CRANBERRY ISLES — As a result of concerns raised by town officials and others, a property owner’s plan to build a 350-foot private dock from the point of land on Islesford called The Maypole has been put on hold.
The dock would reach into The Gut, the channel of water between Islesford and Great Cranberry Island.
The 8.6-acre lot at the tip of The Maypole, at the end of Sand Beach Road, was purchased last year by Greg Goodman of Lexington, Ky. He and his wife own Mt. Brilliant Farm in Lexington, which breeds race horses and polo ponies.
Goodman has applied to the Maine Department of Environmental Protection (DEP) for a permit to build the dock. But Roger St. Amand of Atlantic Resource Co., LLC in Tremont, who worked with Goodman on plans for the dock, said Wednesday that he has notified the DEP that “we are looking at other options and wanted to address some of the concerns the town raised.”
St. Amand provides site development planning and environmental permitting services.

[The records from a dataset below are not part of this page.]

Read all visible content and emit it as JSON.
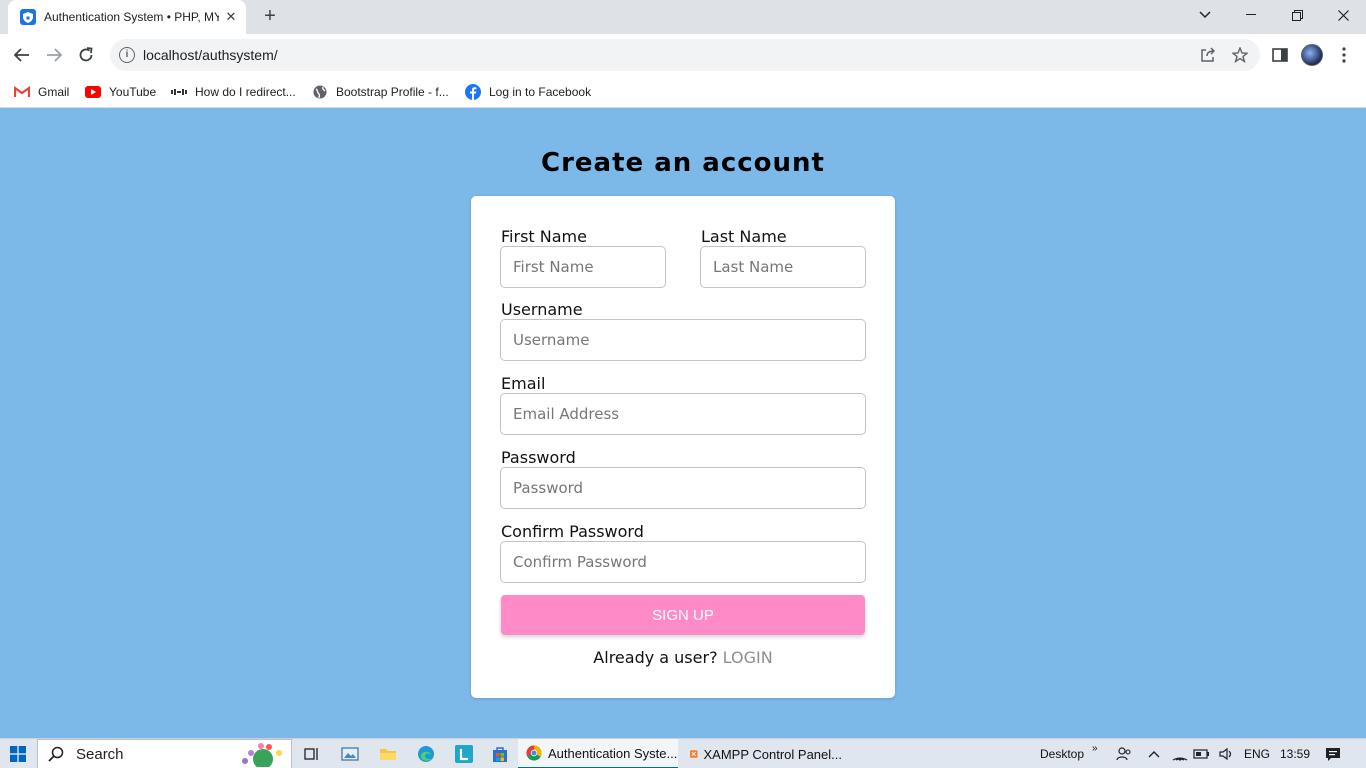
{
  "browser": {
    "tab_title": "Authentication System • PHP, MY",
    "tab_close": "✕",
    "new_tab": "+",
    "url": "localhost/authsystem/",
    "bookmarks": [
      "Gmail",
      "YouTube",
      "How do I redirect...",
      "Bootstrap Profile - f...",
      "Log in to Facebook"
    ]
  },
  "page": {
    "heading": "Create an account",
    "fields": {
      "first_name": {
        "label": "First Name",
        "placeholder": "First Name"
      },
      "last_name": {
        "label": "Last Name",
        "placeholder": "Last Name"
      },
      "username": {
        "label": "Username",
        "placeholder": "Username"
      },
      "email": {
        "label": "Email",
        "placeholder": "Email Address"
      },
      "password": {
        "label": "Password",
        "placeholder": "Password"
      },
      "confirm_password": {
        "label": "Confirm Password",
        "placeholder": "Confirm Password"
      }
    },
    "signup_label": "SIGN UP",
    "already_text": "Already a user?",
    "login_label": "LOGIN"
  },
  "taskbar": {
    "search_label": "Search",
    "apps": [
      "Authentication Syste...",
      "XAMPP Control Panel..."
    ],
    "desktop_label": "Desktop",
    "language": "ENG",
    "time": "13:59"
  },
  "colors": {
    "page_bg": "#7cb8e8",
    "signup_bg": "#ff8ac8",
    "login_link": "#8a8f94"
  }
}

At the request of the Cranberry Isles Board of Selectmen two weeks ago, the town’s harbor committee reviewed Goodman’s plan for the dock. Committee Chairman Ted Spurling said in an April 10 letter to the selectmen that the committee had several concerns, including the plan to build the dock over the only electricity and telephone cable that connects Islesford to Great Cranberry Island and Mount Desert Island.

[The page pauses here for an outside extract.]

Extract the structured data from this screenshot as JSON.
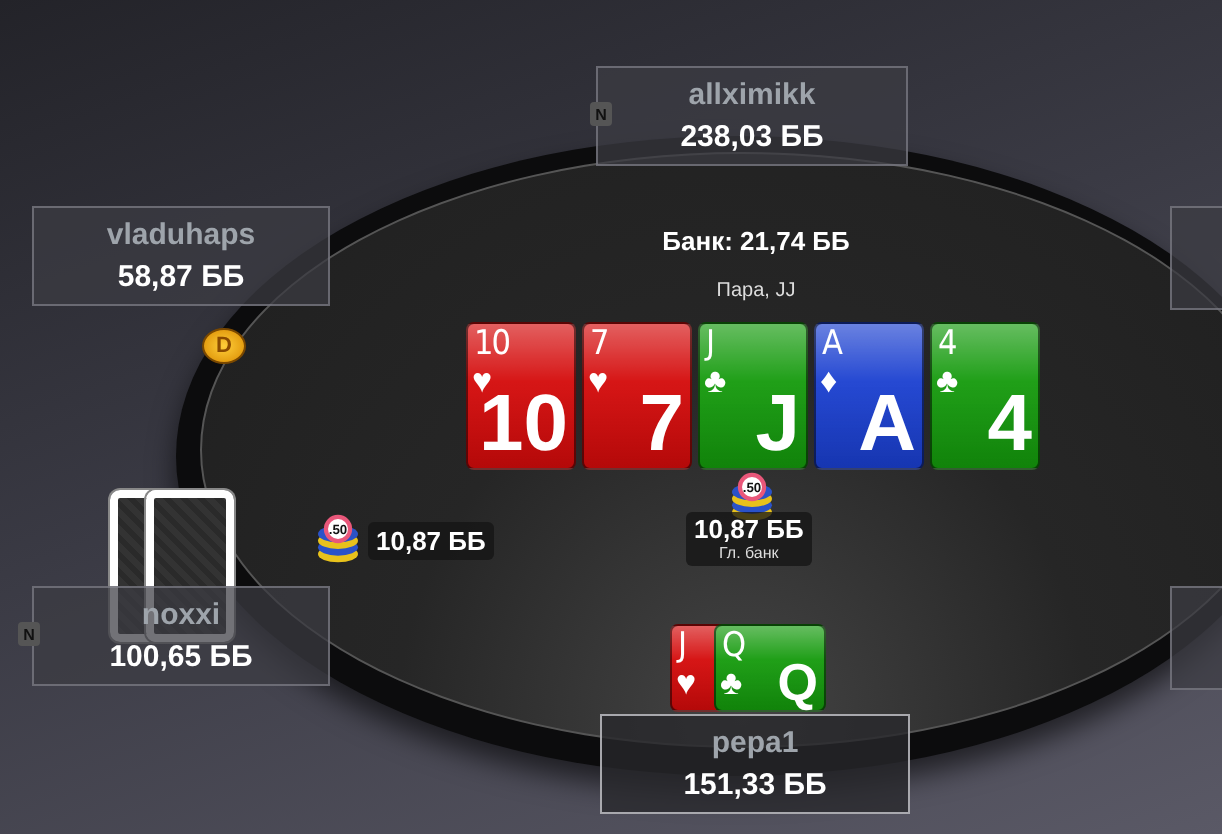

“The proposed dock would sit over a section of the existing cable and would complicate maintenance of the cable and its eventual replacement,” Spurling said.
He also said the location of the dock “could potentially cause damage to the cable from boats or other activities on or around the dock.”

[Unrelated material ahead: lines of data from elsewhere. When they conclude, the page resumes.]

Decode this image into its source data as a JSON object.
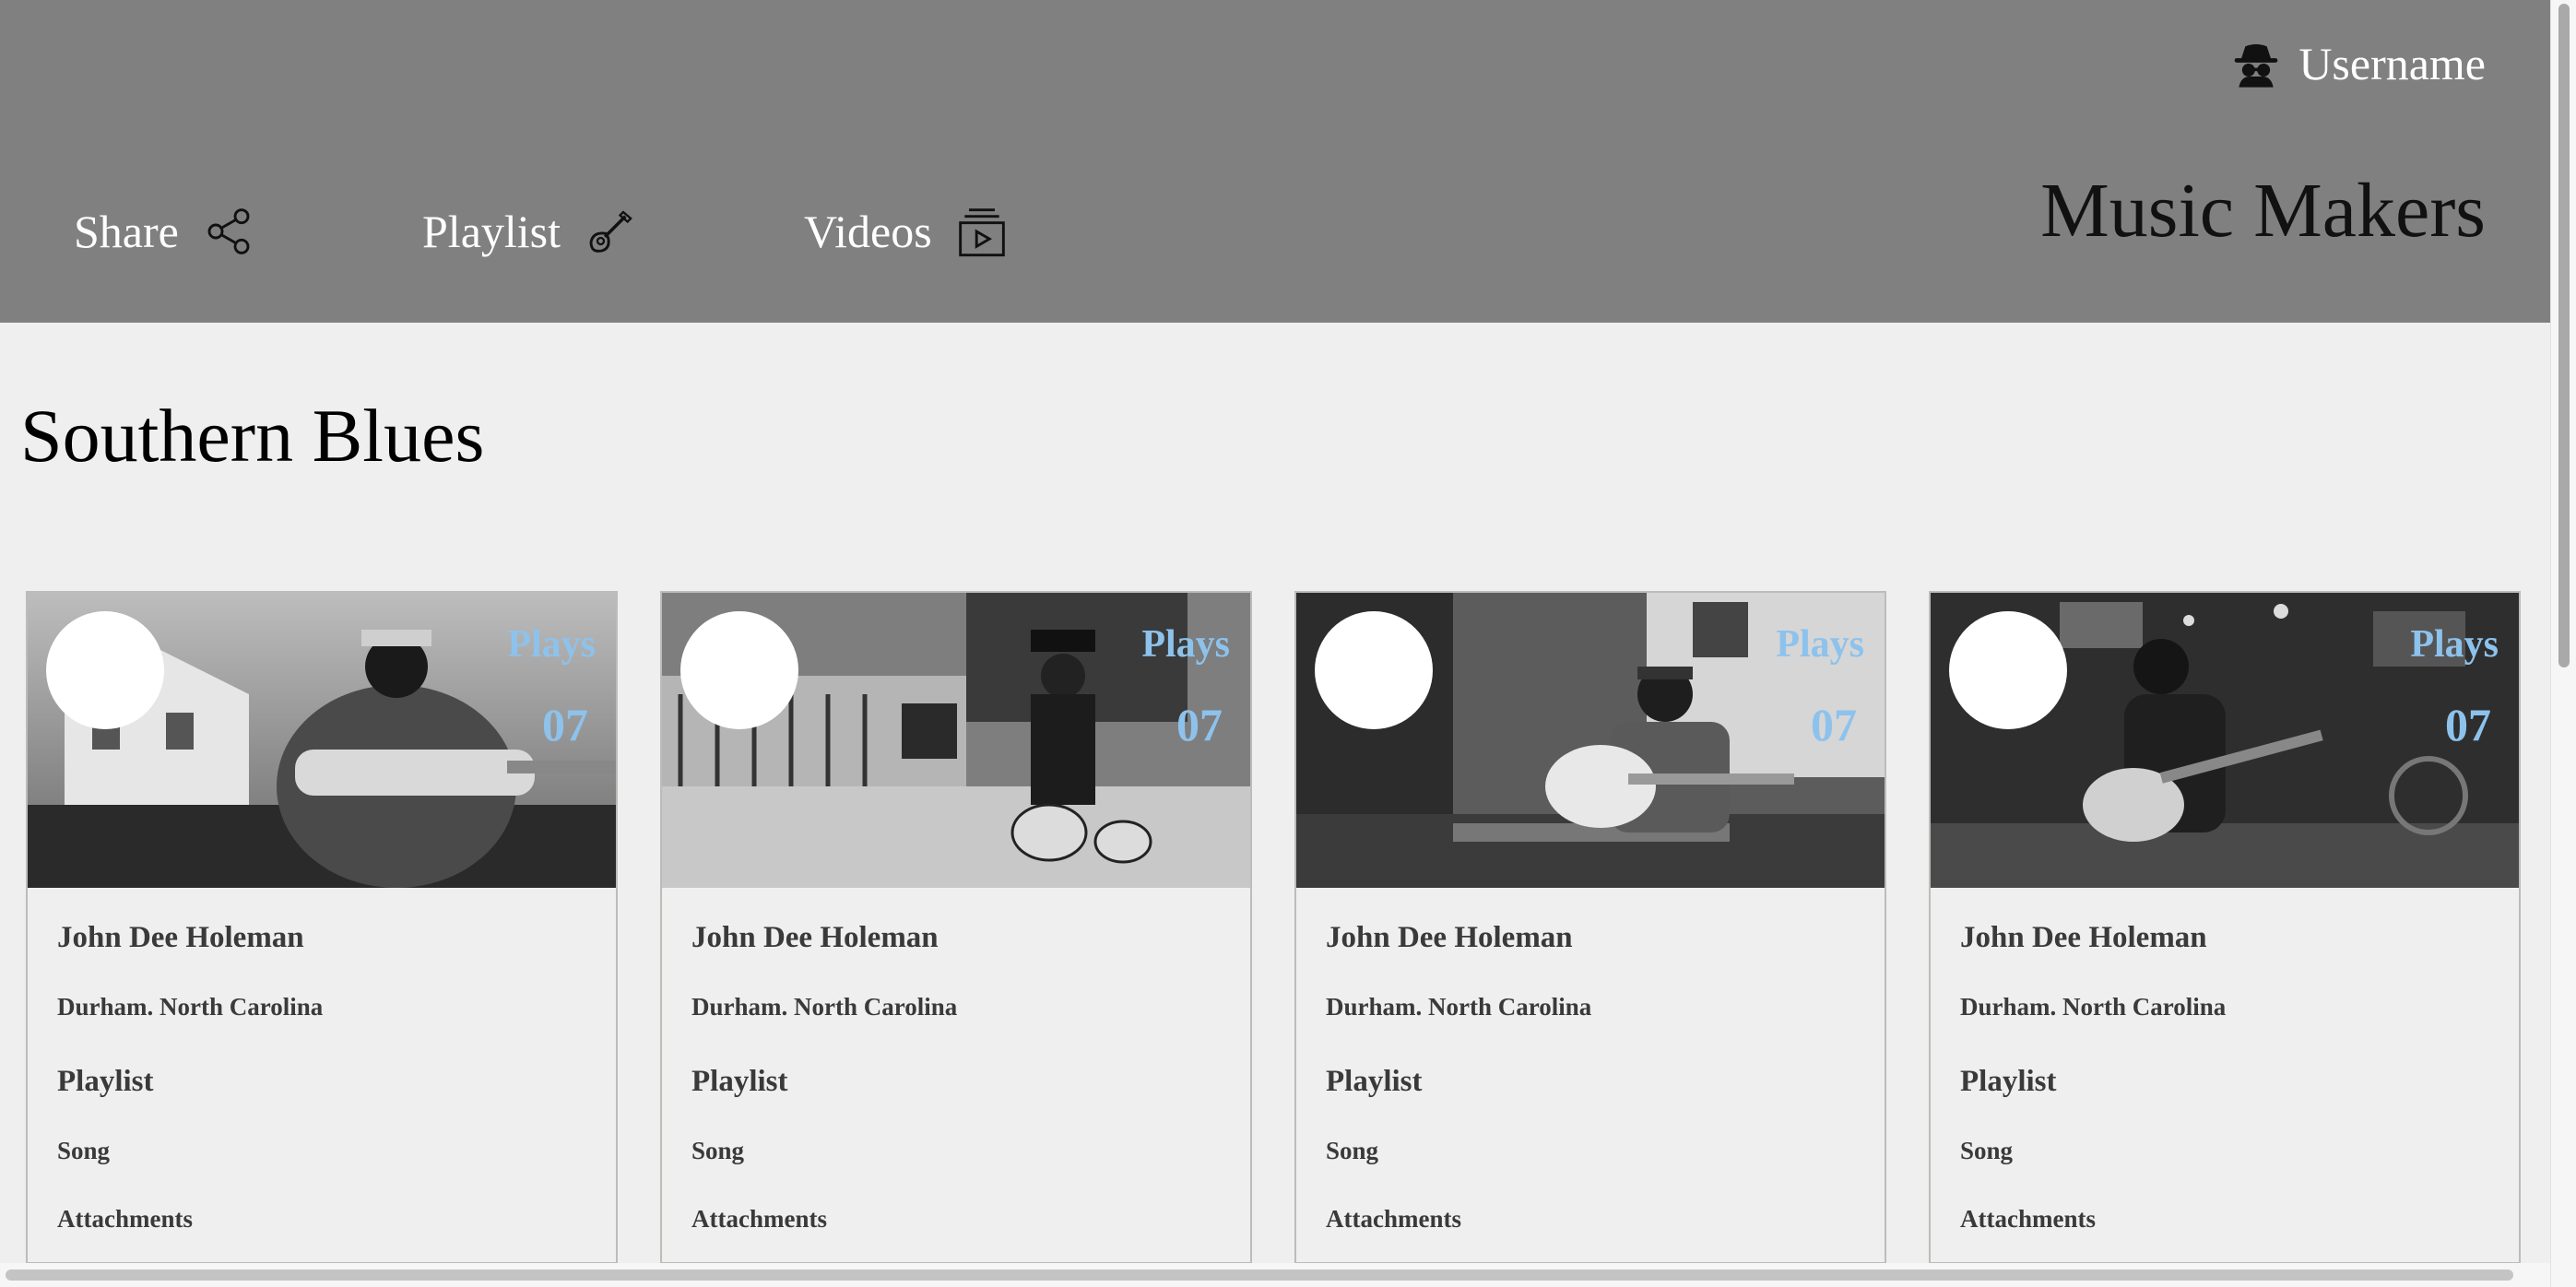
{
  "header": {
    "username": "Username",
    "app_title": "Music Makers",
    "nav": [
      {
        "label": "Share",
        "icon": "share-icon"
      },
      {
        "label": "Playlist",
        "icon": "guitar-icon"
      },
      {
        "label": "Videos",
        "icon": "video-library-icon"
      }
    ],
    "user_icon": "incognito-user-icon"
  },
  "page": {
    "title": "Southern Blues"
  },
  "cards": [
    {
      "name": "John Dee Holeman",
      "location": "Durham. North Carolina",
      "playlist": "Playlist",
      "song": "Song",
      "attachments": "Attachments",
      "plays_label": "Plays",
      "plays": "07"
    },
    {
      "name": "John Dee Holeman",
      "location": "Durham. North Carolina",
      "playlist": "Playlist",
      "song": "Song",
      "attachments": "Attachments",
      "plays_label": "Plays",
      "plays": "07"
    },
    {
      "name": "John Dee Holeman",
      "location": "Durham. North Carolina",
      "playlist": "Playlist",
      "song": "Song",
      "attachments": "Attachments",
      "plays_label": "Plays",
      "plays": "07"
    },
    {
      "name": "John Dee Holeman",
      "location": "Durham. North Carolina",
      "playlist": "Playlist",
      "song": "Song",
      "attachments": "Attachments",
      "plays_label": "Plays",
      "plays": "07"
    }
  ],
  "colors": {
    "header_bg": "#808080",
    "page_bg": "#efefef",
    "plays_accent": "#8dc2ec"
  }
}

Katelyn Damon, the town’s public safety coordinator, had told the selectmen at their April 2 meeting that power company Emera Maine had serious concerns about the proposal to build the dock over the power cable.
The proposed dock also would create a hazard to navigation, Spurling said in his letter to the selectmen.
“The channel is a major access in and out of the harbor to open water for local fishermen and recreational boaters,” he wrote. “The 350-foot dock would extend 170 feet beyond the sub-tidal zone, and with the addition of a float and gangway, it would extend another 63 feet. This would present a navigation hazard for vessels going through the area, particularly during foggy conditions and during low tides.”
A third concern of the harbor committee, Spurling said, was the potential disturbance of ell grass beds. He said those beds provide “a significant and productive habitat for lobsters and are very important for the local lobster fishery.”
Members of the Cranberry Isles Fishermen’s Co-Op also had expressed concerns about the proposed dock.
The board of selectmen relayed the harbor committee’s concerns to the DEP in a letter dated April 16.
Goodman purchased the lot on The Maypole through an entity he set up called Llano Estacado LLC. The land is assessed for tax purposes at nearly $1.07 million. The house on the lot is assessed at $145,700.